NAEC employees are not the only ones in danger when a portable generator is used improperly. Generator owners themselves may be at risk of electrocution, fire injury, property damage or carbon monoxide poisoning if they do not follow the necessary safety rules. We urge you to follow these safety guidelines: • Never connect a generator directly to a home’s wiring unless it has been wired for generator use. Have a licensed electrician install the equipment necessary to safely connect emergency generators to your home. • Always plug appliances directly into generators.
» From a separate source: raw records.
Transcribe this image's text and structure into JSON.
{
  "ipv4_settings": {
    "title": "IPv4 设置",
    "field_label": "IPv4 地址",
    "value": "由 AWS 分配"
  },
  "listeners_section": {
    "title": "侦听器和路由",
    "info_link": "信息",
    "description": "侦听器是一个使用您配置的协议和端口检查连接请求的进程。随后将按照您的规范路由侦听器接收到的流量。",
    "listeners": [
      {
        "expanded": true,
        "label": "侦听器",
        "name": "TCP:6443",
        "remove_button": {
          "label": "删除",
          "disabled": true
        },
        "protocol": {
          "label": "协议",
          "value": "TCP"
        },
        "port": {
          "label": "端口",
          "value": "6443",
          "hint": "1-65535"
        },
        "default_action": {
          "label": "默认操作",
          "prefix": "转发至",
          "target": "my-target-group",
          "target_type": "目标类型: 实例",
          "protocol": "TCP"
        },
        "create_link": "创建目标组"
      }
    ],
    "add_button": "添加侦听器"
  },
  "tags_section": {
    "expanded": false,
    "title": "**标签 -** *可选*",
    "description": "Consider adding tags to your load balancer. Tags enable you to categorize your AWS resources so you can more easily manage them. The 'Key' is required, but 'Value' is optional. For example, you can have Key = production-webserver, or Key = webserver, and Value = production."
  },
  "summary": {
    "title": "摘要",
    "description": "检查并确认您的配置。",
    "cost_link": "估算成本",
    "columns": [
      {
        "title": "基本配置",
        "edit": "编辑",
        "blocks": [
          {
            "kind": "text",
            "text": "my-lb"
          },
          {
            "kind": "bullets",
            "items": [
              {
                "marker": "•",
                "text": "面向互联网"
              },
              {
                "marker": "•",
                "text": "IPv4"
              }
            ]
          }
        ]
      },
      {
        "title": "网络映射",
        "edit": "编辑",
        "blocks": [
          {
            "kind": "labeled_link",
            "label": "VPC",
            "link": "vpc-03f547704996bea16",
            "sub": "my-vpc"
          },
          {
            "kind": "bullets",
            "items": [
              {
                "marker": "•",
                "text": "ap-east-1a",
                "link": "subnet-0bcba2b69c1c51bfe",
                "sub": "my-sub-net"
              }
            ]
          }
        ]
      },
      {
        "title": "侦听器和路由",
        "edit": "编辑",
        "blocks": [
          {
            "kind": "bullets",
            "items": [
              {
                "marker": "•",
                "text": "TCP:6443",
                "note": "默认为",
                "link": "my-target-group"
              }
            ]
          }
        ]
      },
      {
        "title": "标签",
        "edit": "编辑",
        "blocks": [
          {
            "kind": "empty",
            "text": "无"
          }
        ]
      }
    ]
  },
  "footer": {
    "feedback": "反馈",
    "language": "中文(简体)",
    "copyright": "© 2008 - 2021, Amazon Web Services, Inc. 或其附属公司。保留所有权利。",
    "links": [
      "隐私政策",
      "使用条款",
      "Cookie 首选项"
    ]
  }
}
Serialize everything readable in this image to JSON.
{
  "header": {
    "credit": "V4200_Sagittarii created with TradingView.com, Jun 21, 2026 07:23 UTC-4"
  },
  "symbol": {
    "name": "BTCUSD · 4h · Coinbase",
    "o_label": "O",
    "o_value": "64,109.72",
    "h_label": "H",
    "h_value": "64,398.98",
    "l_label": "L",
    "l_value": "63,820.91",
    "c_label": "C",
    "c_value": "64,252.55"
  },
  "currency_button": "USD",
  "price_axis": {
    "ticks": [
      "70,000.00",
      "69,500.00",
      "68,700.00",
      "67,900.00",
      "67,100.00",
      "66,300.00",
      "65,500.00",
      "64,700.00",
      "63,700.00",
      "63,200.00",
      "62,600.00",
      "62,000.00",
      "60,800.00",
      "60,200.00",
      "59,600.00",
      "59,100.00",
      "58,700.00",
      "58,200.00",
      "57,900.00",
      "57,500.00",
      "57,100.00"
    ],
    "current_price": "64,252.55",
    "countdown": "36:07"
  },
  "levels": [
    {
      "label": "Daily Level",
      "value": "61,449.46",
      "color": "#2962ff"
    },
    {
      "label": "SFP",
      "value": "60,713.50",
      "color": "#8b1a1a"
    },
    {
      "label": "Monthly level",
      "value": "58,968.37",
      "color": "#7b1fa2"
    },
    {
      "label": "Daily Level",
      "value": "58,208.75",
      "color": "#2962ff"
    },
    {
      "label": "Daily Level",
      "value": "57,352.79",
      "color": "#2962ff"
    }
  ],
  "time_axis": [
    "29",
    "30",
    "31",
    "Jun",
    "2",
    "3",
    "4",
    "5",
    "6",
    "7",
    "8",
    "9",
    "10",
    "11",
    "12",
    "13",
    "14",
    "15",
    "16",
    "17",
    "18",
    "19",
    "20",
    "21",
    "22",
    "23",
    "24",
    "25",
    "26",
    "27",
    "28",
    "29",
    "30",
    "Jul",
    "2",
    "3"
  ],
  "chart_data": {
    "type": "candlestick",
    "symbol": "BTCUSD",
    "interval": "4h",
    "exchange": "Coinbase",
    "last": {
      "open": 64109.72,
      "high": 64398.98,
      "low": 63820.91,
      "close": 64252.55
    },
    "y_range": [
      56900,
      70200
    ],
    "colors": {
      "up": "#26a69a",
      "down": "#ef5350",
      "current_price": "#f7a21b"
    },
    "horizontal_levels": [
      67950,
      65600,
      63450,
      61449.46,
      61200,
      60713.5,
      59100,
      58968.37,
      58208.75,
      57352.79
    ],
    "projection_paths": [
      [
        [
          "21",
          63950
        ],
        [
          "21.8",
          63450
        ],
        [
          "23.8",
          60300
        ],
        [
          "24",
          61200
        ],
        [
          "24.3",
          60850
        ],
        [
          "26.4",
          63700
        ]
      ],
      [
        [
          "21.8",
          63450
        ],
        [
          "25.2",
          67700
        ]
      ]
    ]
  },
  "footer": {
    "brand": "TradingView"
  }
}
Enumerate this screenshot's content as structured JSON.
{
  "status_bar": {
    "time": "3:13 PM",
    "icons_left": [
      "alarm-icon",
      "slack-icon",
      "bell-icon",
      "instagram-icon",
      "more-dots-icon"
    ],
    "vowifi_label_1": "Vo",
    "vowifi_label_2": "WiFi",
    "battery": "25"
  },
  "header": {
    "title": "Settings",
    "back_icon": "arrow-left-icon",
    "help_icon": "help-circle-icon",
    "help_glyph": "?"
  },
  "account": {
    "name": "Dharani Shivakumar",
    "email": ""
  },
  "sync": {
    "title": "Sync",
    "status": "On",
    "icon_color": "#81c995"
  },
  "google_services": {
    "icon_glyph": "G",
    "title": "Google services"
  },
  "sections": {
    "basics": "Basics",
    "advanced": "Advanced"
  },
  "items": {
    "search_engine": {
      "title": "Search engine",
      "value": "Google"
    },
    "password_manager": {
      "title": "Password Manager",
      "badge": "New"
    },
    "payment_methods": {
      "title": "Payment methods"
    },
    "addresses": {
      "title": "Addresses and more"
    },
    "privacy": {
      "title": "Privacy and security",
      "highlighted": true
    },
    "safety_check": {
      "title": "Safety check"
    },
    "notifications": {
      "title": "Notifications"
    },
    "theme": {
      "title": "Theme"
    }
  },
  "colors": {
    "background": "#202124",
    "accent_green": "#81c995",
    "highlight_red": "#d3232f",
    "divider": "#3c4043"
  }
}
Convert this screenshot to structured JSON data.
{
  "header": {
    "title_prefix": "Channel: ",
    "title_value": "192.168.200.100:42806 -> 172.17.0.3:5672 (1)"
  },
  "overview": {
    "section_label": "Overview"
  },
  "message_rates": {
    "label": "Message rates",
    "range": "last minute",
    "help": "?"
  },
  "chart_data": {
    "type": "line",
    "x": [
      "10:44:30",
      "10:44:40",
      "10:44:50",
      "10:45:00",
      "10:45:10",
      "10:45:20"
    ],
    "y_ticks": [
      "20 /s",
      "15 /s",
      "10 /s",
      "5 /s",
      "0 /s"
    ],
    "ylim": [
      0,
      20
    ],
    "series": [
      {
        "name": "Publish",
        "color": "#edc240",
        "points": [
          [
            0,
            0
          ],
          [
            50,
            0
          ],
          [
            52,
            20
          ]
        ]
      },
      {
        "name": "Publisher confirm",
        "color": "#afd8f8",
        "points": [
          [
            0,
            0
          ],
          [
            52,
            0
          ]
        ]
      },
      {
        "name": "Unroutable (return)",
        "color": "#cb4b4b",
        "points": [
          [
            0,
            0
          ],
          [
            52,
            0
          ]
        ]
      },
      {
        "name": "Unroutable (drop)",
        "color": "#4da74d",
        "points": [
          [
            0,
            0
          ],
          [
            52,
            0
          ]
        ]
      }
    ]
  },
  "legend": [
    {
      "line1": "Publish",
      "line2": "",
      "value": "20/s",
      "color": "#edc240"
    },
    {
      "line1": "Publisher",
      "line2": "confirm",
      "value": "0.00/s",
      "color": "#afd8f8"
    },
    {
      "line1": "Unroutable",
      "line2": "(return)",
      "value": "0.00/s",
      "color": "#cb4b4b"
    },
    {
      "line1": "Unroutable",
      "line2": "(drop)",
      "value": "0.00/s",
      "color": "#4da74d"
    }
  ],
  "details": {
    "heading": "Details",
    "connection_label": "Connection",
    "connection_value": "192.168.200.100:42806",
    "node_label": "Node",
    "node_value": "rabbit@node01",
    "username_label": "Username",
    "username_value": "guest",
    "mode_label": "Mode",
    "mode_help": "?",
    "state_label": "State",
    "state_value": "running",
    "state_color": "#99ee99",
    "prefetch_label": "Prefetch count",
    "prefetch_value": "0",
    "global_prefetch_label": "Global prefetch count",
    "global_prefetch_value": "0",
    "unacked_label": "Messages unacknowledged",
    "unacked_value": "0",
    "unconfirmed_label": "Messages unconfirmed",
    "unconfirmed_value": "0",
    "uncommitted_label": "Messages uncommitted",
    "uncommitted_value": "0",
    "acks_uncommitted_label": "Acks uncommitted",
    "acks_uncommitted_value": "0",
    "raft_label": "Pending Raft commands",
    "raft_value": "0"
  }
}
Connecting the generator to your home’s circuits or wiring must be done by a qualified, licensed electrician who will install a transfer switch to prevent backfeeding. • Use heavy-duty, outdoor-rated extension cords free of cuts or tears. The plug needs three prongs. • Ensure your generator is properly grounded. • Never overload a generator. It only should be used when necessary to power essential equipment. • Turn off all equipment powered by the generator before shutting it down. • Keep the generator dry. Operate it on a dry surface under an open structure. • Always have a charged fire extinguisher nearby. • Never fuel a generator while it is operating.
— SCHOLARSHIP continued from front April 12. They must include a high school transcript and three letters of recommendation. To be eligible for the scholarship program, high school seniors must graduate at the end of the 2019 school year, and their parents or guardians must be NAEC members. Applicants also must have a high school grade point
average of 3.0 or higher on a 4.0 scale through the first semester of their senior year. The scholarship must be used to attend an accredited institute of higher learning on a full-time basis. For more information, please call 870-895-6210 or email firstname.lastname@example.org.
DAILY HIGHS & LOWS — DECEMBER 2018 Average Daily High: 50.75° compared to 49.23° in 2017
Average Daily Low: 30.14° compared to 25.04° in 2017 Total Rainfall Amount: 4.16” compared to 1.88” in 2017 Warmest Day: Dec. 1, 68.6° at 1 p.m. Coolest Day: Dec. 11, 16.4° at 4:30 a.m.
CONTACT NAEC 870-895-3221 email@example.com naeci.com
IMAGES: TORI MOSS; NRECA; ISTOCK.COM/SMARTSTOCK
RIGHT-OF-WAY West Tree Service: Moko, Salem, Mountain Home (Northern Hills), Norfork and Salesville areas
ON THE FRONT Outside plant technician Keith Guffey visits with members at the NEXT sign-up event Jan. 8 in Horseshoe Bend.
2019 February NAEC The Messenger